Our future does look precarious, but we are attempting to find a way forward together, trusting in provision and the support of others. If you would like to join us in this work, we ask first and foremost that you consider how you might be able to extend hospitality to those without, within your own circumstance. Dorothy Day, co-founder of the Catholic Worker Movement, believed that if each of us took responsibility for each other, there would be no need for impersonal and degrading systems to take care of ‘the poor’. “If your brother is hungry,” she said, “You feed him. You do not turn him away from your door and say ‘go be thou fed’.” If you would like to open a room up within your own home for someone who is going without housing, and are unable to find someone on your own, please contact us and we will refer someone to you.
If offering a ‘Christ Room’ to someone without housing in your own house is not feasible, and you would like to contribute to the work of our community, we would be grateful for support. As many of our guests are scattered in motel rooms across the city and we ourselves have no room to store blankets and clothing, we cannot accept large donations of physical items. Motel vouchers are greatly appreciated. Many of the guests are in need of clothing, and gift cards to stores like Ross, Target or the ARC are appropriate. Healthy food is a high priority, and gift cards for grocery stores are also welcome.
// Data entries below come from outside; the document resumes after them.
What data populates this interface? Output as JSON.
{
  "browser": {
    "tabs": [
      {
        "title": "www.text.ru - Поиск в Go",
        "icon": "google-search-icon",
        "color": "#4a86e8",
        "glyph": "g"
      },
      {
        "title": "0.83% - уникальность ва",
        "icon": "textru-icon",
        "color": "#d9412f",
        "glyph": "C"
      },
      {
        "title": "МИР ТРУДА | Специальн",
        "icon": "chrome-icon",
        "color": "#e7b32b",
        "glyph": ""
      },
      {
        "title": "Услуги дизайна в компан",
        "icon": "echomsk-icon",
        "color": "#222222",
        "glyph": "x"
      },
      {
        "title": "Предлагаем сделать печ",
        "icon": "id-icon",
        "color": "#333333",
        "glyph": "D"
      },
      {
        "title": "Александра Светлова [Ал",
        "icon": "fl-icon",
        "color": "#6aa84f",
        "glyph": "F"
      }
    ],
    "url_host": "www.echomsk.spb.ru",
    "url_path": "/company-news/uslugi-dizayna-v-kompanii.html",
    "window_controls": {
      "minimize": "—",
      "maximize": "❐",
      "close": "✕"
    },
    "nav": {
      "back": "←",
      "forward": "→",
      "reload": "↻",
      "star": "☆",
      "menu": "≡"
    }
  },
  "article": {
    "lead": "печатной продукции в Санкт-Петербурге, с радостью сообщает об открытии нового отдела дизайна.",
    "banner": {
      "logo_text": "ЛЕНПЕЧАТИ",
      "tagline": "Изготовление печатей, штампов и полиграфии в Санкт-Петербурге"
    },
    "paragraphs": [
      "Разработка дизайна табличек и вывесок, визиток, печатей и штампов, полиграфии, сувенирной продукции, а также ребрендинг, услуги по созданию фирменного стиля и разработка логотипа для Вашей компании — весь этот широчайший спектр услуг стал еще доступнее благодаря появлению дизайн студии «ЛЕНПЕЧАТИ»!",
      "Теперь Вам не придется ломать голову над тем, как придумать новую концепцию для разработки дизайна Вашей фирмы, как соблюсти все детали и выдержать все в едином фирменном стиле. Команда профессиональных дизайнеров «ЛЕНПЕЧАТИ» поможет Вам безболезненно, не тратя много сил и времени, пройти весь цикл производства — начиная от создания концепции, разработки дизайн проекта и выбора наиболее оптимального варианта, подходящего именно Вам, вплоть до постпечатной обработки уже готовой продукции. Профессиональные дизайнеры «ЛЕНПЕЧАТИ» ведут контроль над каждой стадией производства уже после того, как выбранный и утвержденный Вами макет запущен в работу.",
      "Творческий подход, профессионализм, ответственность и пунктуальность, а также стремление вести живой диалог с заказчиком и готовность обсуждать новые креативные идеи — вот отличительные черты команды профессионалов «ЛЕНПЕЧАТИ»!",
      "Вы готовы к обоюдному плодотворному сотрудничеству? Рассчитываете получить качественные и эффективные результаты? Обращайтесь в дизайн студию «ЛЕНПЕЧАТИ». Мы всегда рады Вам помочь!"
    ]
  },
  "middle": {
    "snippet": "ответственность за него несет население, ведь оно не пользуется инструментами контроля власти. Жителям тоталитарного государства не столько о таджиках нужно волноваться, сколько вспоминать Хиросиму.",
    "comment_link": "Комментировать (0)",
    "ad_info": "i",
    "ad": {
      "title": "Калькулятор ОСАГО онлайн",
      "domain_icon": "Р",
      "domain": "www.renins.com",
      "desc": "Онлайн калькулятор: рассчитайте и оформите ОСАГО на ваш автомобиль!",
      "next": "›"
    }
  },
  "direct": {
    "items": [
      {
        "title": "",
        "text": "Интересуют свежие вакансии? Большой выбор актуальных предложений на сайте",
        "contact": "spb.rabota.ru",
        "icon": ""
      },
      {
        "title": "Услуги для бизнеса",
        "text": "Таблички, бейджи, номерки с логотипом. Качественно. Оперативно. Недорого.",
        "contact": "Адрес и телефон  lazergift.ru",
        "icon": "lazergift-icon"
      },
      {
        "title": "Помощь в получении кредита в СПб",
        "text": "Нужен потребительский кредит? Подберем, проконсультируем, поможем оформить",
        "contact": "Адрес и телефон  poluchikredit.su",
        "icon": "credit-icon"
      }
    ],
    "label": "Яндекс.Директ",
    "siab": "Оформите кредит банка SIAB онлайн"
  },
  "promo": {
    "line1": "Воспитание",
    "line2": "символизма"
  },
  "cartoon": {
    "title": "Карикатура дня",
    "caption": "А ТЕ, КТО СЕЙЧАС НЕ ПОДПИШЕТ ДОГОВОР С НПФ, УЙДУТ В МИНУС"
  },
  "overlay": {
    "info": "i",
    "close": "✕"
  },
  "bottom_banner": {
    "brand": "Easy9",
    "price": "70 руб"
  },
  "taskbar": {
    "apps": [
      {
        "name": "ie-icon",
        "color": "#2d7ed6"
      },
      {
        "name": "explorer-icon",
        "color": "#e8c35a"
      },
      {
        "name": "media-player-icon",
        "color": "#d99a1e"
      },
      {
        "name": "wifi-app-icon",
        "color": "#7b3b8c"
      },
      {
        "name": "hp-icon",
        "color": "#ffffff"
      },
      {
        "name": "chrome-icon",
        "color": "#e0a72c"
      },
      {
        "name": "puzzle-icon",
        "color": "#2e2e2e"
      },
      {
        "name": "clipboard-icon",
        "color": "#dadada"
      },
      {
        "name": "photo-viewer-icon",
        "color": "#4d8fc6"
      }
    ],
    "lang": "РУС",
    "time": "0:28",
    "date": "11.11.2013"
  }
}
For years, Denver Food Rescue has delivered leftovers from grocery stores to the Catholic Worker House and we have organized it and redistributed it to low income families living within our neighborhood. Thanks to the Little Flower Catholic Worker House – a new smaller house of hospitality – we will continue this program to the best of our abilities. Kristen, who has spearheaded this effort is welcoming help on Sundays. Also, a permanent live-in worker volunteer opportunity is available at the Little Flower Catholic Worker House. Contact Carol Briggs for more information – [phone redacted].
Lastly, we would like to open another house soon. We are grateful for any financial contributions and if there is a parish, community, church or individual who is able to donate a property to our efforts, we would be more than happy to speak with you. Please feel free to contact any of the following people to arrange donations or connect with us.
Anna Koop – [phone redacted]
Marcus Hyde – [phone redacted]
Jennifer Haines – [phone redacted]
Kristen Brunelli (to help with food)- [phone redacted]
Any checks can be made out to The Denver Catholic Worker House and mailed to:
1023 26th Street
Denver Colorado 80205.
For now, Mass/Prayer continues at the regular time, Thursdays at 7:30pm, and will be held at 3024 Elizabeth Street. All are welcome, regardless of religious affiliation.
This past Thursday, on the evening of the fire, we read in the scriptures that there will be ‘house for God’s people.’ We understand more now than ever that we must create a sense of home among each other. ‘There are still many for whom there is no room in the inn.’ But there will be a house for the people of God.
Thank you for your prayers and good intentions.
In peace and solidarity,
The Denver Catholic Worker Community